Papandreou said PASOK was proud of its country and certain of the abilities of the Greek people. "Solutions to the problems are not provided by hatred, polarisation or violence. Today we are more dedicated to our values of humanity, dialogue, the democratic and peaceful resolution of the major problems of globalisation," he said.
The premier linked the past with the present in a series of critical sectors, with unemployment at the top of the list, on which he said today we are called on to create and real and efficient network of solidarity, support, education and participation for the unemployed, for the youth, for the weak, the pensioners and the immigrants".
On national independence, he said that "we fought for Greece to evolve from a pawn of foreign forces into a country with an independent voice -- when others were waiting for orders from outside -- and become a modern European country in the core of the European developments and playing a significant role in international developments".
Today, he added, "our party is called on to take Greece out of supervision and dependence so that it will stand on its own feet, and we will succeed".
Outlining the problems of the previous period, Papandreou focused especially on the economy, speaking of inability to build a robust economy and productive country, inability to combat corruption, intransparency, bureaucracy, the para-economy, tax evasion and profiteering, and the prevalence of clientele and guild mentalities, on which PASOK's blame lay in that it tolerated or adopted such practices, although, he added, the clientele mentality was a deeply conservative one and "the mother of today's dependence on borrowed money".
Papandreou said that PASOK had clearly stated that it was fully prepared to shoulder those responsibilities when it sought the people's confidence in the 2009 general elections, and has shouldered them, while at the same time it is doing everything necessary for a certain course to an exit from crisis.
"In this time that has been given to us with the support of our partners, we are determined to change Greece," the premier stressed.
On PASOK's ideological position, Papandreou said that "we neither deify nor demonise the market or the state, and this is what differentiates us from the Right and from the traditional Left".

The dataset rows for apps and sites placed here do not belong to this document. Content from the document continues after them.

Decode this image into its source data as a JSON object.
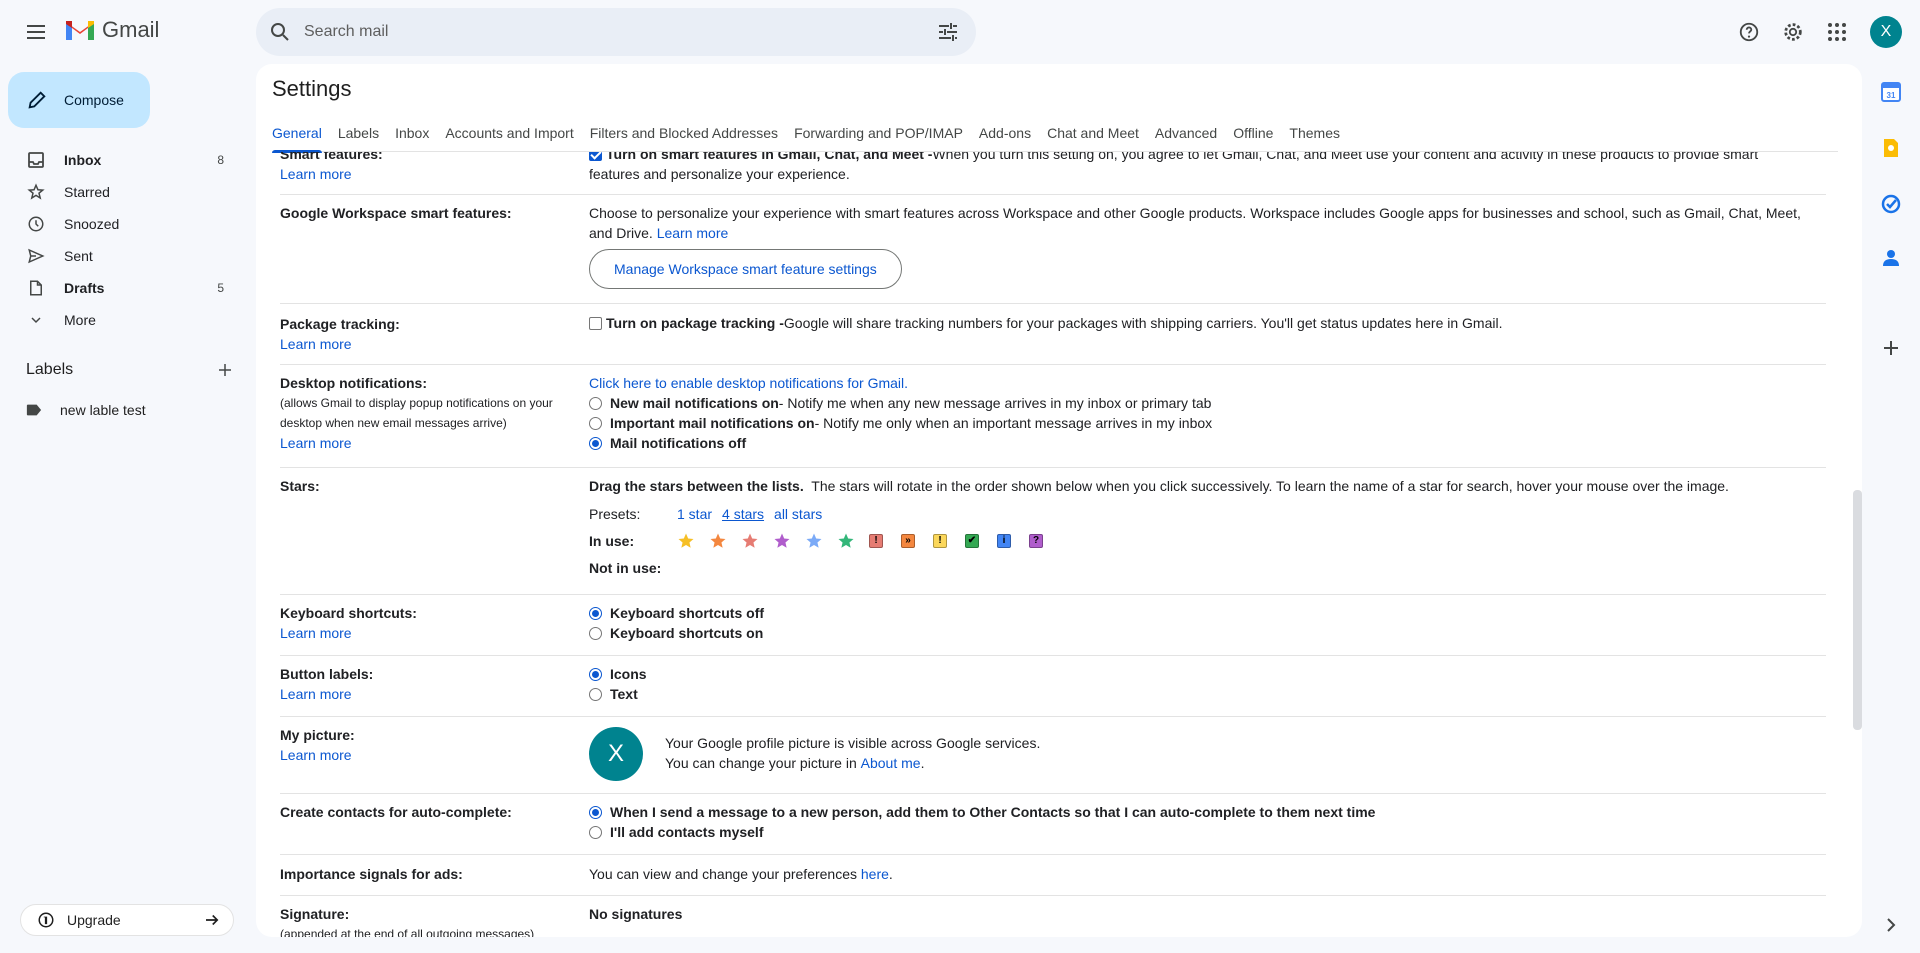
{
  "header": {
    "app_name": "Gmail",
    "search_placeholder": "Search mail",
    "avatar_letter": "X"
  },
  "compose_label": "Compose",
  "nav": [
    {
      "name": "Inbox",
      "count": "8",
      "icon": "inbox-icon",
      "bold": true
    },
    {
      "name": "Starred",
      "count": "",
      "icon": "star-outline-icon",
      "bold": false
    },
    {
      "name": "Snoozed",
      "count": "",
      "icon": "clock-icon",
      "bold": false
    },
    {
      "name": "Sent",
      "count": "",
      "icon": "send-icon",
      "bold": false
    },
    {
      "name": "Drafts",
      "count": "5",
      "icon": "draft-icon",
      "bold": true
    },
    {
      "name": "More",
      "count": "",
      "icon": "chevron-down-icon",
      "bold": false
    }
  ],
  "labels": {
    "heading": "Labels",
    "items": [
      {
        "name": "new lable test",
        "icon": "label-icon"
      }
    ]
  },
  "upgrade_label": "Upgrade",
  "settings": {
    "title": "Settings",
    "tabs": [
      "General",
      "Labels",
      "Inbox",
      "Accounts and Import",
      "Filters and Blocked Addresses",
      "Forwarding and POP/IMAP",
      "Add-ons",
      "Chat and Meet",
      "Advanced",
      "Offline",
      "Themes"
    ],
    "active_tab": "General",
    "learn_more": "Learn more",
    "smart_features": {
      "label": "Smart features:",
      "bold_text": "Turn on smart features in Gmail, Chat, and Meet -",
      "text": " When you turn this setting on, you agree to let Gmail, Chat, and Meet use your content and activity in these products to provide smart",
      "text2": "features and personalize your experience."
    },
    "workspace": {
      "label": "Google Workspace smart features:",
      "text": "Choose to personalize your experience with smart features across Workspace and other Google products. Workspace includes Google apps for businesses and school, such as Gmail, Chat, Meet,",
      "text2": "and Drive.",
      "button": "Manage Workspace smart feature settings"
    },
    "package": {
      "label": "Package tracking:",
      "bold_text": "Turn on package tracking -",
      "text": " Google will share tracking numbers for your packages with shipping carriers. You'll get status updates here in Gmail."
    },
    "desktop": {
      "label": "Desktop notifications:",
      "sub1": "(allows Gmail to display popup notifications on your",
      "sub2": "desktop when new email messages arrive)",
      "enable_link": "Click here to enable desktop notifications for Gmail.",
      "opt1_bold": "New mail notifications on",
      "opt1_text": " - Notify me when any new message arrives in my inbox or primary tab",
      "opt2_bold": "Important mail notifications on",
      "opt2_text": " - Notify me only when an important message arrives in my inbox",
      "opt3_bold": "Mail notifications off"
    },
    "stars": {
      "label": "Stars:",
      "bold_text": "Drag the stars between the lists.",
      "text": "  The stars will rotate in the order shown below when you click successively. To learn the name of a star for search, hover your mouse over the image.",
      "presets_label": "Presets:",
      "preset1": "1 star",
      "preset2": "4 stars",
      "preset3": "all stars",
      "in_use_label": "In use:",
      "not_in_use_label": "Not in use:",
      "star_colors": [
        "#f6bf26",
        "#f4873f",
        "#e67c73",
        "#b05dcc",
        "#7baaf7",
        "#33b679"
      ],
      "square_icons": [
        {
          "glyph": "!",
          "color": "#e67c73"
        },
        {
          "glyph": "»",
          "color": "#f4873f"
        },
        {
          "glyph": "!",
          "color": "#fbd75b"
        },
        {
          "glyph": "✔",
          "color": "#34a853"
        },
        {
          "glyph": "i",
          "color": "#4285f4"
        },
        {
          "glyph": "?",
          "color": "#b05dcc"
        }
      ]
    },
    "keyboard": {
      "label": "Keyboard shortcuts:",
      "opt1": "Keyboard shortcuts off",
      "opt2": "Keyboard shortcuts on"
    },
    "button_labels": {
      "label": "Button labels:",
      "opt1": "Icons",
      "opt2": "Text"
    },
    "picture": {
      "label": "My picture:",
      "avatar_letter": "X",
      "line1": "Your Google profile picture is visible across Google services.",
      "line2": "You can change your picture in ",
      "link": "About me",
      "line2_end": "."
    },
    "contacts": {
      "label": "Create contacts for auto-complete:",
      "opt1": "When I send a message to a new person, add them to Other Contacts so that I can auto-complete to them next time",
      "opt2": "I'll add contacts myself"
    },
    "ads": {
      "label": "Importance signals for ads:",
      "text": "You can view and change your preferences ",
      "link": "here",
      "end": "."
    },
    "signature": {
      "label": "Signature:",
      "sub": "(appended at the end of all outgoing messages)",
      "value": "No signatures"
    }
  }
}
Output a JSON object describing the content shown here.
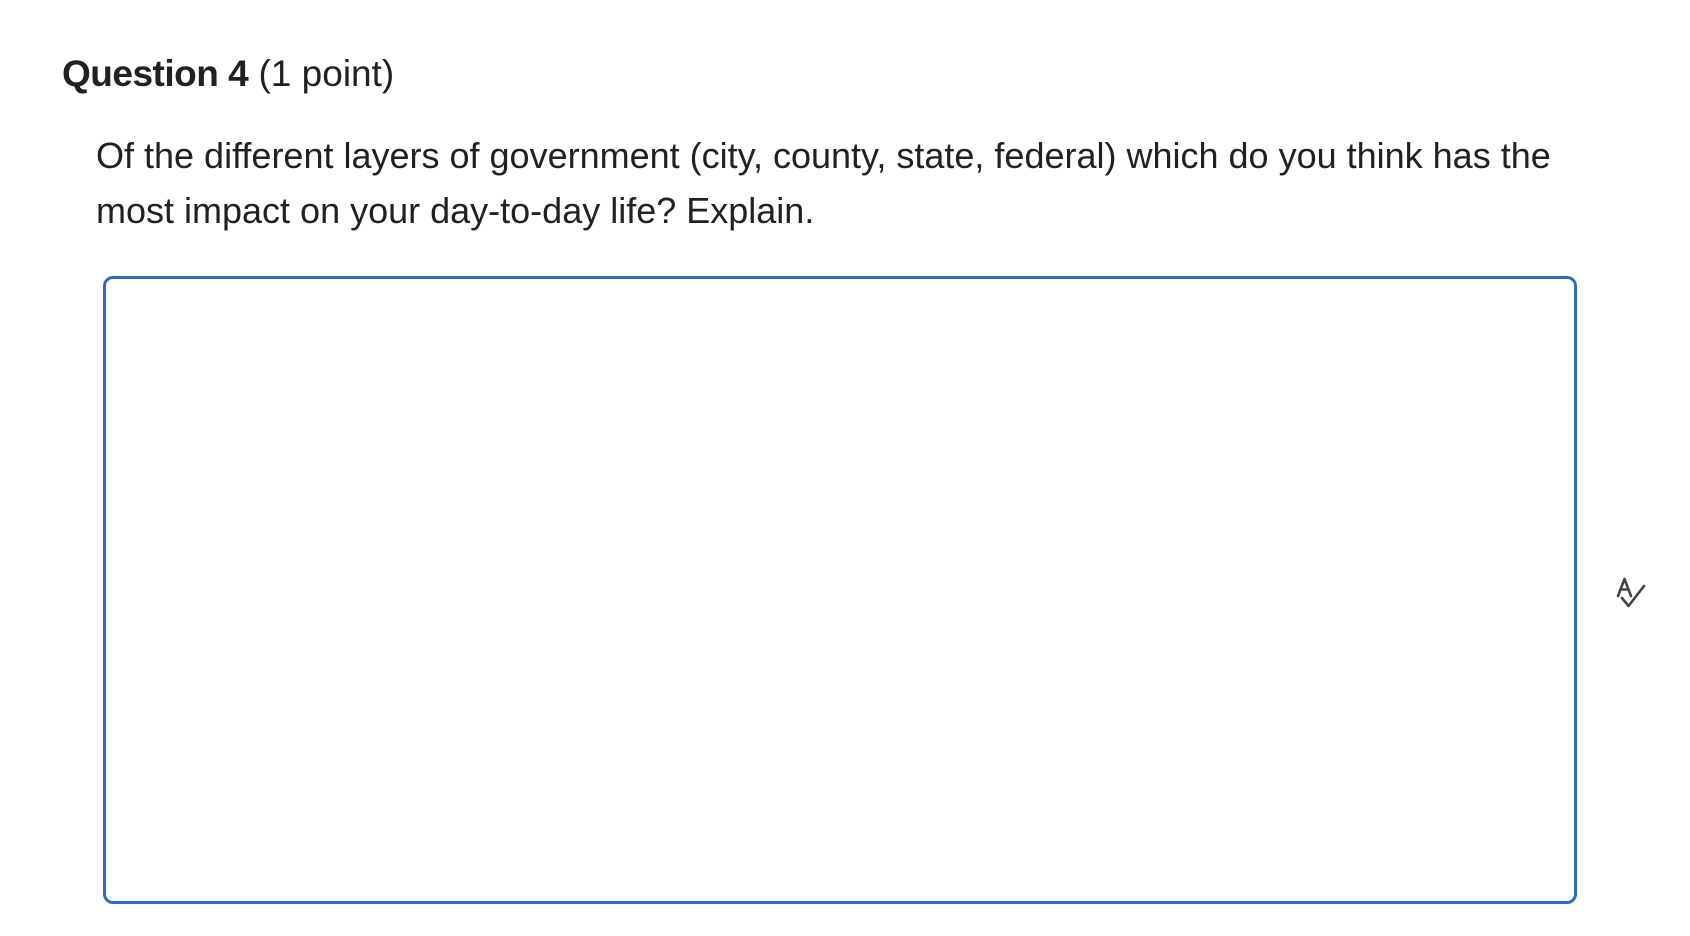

He said that PASOK considers the market as a tool that is regulated by the state, and the state as a democratic tool to serve the individual and society.
As for the present period, he harshly criticised the preceding New Democracy (ND) government for not only failing to correct the country's weaknesses but instead inflating them "to such a degree that Greece found itself vulnerable as no other European country at the mercy of the international crisis".
He said that his government acknowledges its own responsibilities, but was also the first to speak out on the European and global dimension of the crisis, adding that the battle being waged at this time was also a battle to deal with the global crisis.
The first target, he continued, is "a global, or at least a more powerful European, democratic governance that will set out rules, regulations and checks".
Papandreou also called for a new European developmental strategy founded on a "green economy", and stressed the need for finding new resources at European level through the imposition of a tax on financial transactions (Tobin tax) and on carbon emissions.
The premier further called for the introduction of euro-bonds in order to deal with the debt crisis in Europe.
On competitiveness, Papandreou said that the emerging economies were competing with the developed economies through the exploitation of inequality and cheap labor, whereas "we want competitiveness not through inequality but through quality".
He also reiterated his call for green growth which, he said, "will break the vicious cycle of recession and prepare our societies for an economy beyond oil dependence".
Papandreou also championed a Europe that would be a "model of humanisation of the global economy", stressing that a "Europe of only austerity has no future".
On the decisions taken at the July 21 EU summit, Papandreou said they marked a new prospect for Greece and were proof of the correctness of the government's strategy.